Excerpts from an interface dataset:
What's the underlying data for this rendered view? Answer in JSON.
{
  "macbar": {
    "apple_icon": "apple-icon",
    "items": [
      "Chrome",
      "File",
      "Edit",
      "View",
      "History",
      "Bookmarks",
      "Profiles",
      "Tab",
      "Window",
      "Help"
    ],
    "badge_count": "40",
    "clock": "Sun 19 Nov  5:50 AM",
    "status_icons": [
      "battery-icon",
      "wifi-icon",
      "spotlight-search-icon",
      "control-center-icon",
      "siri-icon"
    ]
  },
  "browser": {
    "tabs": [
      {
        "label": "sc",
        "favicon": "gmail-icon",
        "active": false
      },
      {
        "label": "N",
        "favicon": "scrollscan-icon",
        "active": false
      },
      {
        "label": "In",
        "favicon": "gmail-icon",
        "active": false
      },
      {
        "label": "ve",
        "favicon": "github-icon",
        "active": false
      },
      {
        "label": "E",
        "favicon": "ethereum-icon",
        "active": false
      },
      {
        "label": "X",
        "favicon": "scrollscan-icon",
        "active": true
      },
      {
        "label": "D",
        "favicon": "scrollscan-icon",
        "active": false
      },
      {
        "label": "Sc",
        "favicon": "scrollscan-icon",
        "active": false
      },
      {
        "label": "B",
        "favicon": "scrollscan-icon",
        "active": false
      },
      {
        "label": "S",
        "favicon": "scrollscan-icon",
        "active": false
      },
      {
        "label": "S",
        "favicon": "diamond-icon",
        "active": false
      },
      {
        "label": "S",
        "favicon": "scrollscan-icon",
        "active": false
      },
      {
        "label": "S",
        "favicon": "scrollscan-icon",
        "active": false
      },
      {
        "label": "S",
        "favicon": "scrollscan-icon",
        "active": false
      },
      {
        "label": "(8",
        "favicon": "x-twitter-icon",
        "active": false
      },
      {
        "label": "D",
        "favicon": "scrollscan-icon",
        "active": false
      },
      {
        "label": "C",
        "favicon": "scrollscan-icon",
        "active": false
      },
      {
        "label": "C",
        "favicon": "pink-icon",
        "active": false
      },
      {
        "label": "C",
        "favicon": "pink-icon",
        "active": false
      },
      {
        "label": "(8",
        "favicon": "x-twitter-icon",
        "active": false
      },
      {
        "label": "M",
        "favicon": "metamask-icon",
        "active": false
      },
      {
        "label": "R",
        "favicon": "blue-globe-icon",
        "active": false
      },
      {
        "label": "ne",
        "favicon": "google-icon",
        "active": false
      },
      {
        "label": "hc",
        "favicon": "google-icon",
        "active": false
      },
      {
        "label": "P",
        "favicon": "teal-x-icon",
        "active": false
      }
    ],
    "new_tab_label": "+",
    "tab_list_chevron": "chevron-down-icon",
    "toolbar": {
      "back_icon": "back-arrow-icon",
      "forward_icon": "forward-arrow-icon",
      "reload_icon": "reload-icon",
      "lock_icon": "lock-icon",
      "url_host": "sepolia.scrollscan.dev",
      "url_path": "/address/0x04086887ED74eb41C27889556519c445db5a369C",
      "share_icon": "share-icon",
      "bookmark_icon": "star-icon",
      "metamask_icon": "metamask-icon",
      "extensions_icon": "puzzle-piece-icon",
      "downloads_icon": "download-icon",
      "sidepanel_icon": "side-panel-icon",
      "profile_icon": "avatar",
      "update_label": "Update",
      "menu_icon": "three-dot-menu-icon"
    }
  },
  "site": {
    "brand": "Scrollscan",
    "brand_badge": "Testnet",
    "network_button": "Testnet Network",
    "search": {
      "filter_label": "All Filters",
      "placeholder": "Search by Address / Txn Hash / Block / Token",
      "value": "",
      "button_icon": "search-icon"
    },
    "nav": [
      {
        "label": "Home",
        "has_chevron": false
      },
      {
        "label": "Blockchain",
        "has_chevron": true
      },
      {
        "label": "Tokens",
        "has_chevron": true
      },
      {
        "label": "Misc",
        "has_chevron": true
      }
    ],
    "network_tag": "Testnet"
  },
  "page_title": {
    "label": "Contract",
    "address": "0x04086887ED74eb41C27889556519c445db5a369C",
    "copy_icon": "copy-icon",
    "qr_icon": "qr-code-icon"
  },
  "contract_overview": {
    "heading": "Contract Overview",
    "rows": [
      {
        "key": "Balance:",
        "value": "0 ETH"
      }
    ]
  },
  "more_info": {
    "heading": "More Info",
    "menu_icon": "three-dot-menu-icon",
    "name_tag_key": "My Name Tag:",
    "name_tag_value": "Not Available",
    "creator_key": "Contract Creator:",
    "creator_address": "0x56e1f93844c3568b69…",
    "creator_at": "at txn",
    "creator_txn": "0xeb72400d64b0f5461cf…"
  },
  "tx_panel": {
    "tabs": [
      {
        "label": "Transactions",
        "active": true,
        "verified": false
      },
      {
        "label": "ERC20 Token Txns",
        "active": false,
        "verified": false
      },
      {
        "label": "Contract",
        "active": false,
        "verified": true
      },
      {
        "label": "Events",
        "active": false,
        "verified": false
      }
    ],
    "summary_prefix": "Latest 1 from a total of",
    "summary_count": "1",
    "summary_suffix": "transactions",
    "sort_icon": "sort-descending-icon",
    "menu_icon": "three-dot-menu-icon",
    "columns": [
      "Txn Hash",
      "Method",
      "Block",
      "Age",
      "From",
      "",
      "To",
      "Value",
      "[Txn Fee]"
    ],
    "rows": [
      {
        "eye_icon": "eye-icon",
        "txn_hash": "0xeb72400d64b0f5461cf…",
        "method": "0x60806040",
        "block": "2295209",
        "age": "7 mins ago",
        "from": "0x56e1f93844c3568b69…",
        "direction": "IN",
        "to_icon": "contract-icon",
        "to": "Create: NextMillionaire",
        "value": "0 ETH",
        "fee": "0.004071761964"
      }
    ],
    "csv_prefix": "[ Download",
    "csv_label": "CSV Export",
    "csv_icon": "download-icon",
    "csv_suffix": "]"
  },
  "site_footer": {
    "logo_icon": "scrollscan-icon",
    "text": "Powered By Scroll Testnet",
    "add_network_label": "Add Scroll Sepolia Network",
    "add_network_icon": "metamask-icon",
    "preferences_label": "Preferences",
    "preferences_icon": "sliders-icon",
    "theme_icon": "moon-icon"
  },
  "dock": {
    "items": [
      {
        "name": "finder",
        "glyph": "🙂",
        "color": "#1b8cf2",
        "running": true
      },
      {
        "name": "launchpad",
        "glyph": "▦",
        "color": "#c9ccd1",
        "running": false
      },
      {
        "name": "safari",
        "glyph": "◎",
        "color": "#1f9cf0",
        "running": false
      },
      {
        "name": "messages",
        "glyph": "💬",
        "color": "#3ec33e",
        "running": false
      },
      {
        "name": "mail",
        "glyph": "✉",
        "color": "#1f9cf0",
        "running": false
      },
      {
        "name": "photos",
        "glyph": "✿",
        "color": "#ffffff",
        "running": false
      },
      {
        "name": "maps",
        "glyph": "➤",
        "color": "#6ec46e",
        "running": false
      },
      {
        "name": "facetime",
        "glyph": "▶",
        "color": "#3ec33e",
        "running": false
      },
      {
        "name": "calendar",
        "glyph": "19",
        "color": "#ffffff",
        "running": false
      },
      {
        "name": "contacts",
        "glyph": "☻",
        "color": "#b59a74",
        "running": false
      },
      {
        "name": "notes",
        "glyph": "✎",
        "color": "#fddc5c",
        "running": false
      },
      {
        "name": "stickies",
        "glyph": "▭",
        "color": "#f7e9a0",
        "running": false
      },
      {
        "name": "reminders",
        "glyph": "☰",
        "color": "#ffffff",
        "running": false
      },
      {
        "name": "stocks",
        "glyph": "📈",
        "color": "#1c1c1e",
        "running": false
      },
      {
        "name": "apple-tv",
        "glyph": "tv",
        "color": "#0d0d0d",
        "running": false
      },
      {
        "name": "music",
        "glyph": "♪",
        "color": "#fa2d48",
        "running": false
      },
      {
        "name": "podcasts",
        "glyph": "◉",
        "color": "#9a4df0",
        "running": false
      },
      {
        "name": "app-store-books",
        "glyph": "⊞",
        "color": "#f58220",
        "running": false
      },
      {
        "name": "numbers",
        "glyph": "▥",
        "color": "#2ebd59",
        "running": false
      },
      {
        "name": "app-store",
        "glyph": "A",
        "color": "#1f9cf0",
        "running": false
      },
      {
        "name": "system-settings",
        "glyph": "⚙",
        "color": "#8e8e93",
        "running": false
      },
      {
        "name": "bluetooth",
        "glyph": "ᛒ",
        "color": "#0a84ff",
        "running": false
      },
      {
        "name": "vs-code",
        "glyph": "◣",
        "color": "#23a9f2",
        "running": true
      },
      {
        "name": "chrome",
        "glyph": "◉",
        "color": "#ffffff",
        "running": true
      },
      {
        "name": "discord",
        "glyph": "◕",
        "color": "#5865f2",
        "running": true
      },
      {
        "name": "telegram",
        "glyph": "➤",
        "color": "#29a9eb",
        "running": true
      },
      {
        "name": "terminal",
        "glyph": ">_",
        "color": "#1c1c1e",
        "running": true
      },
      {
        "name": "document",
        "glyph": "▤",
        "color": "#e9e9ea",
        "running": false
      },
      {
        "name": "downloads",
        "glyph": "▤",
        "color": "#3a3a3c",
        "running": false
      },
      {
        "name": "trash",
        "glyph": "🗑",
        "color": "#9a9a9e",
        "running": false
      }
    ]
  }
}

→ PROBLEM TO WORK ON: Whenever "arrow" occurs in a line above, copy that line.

→ EXERCISE RESPONSE:
      "back_icon": "back-arrow-icon",
      "forward_icon": "forward-arrow-icon",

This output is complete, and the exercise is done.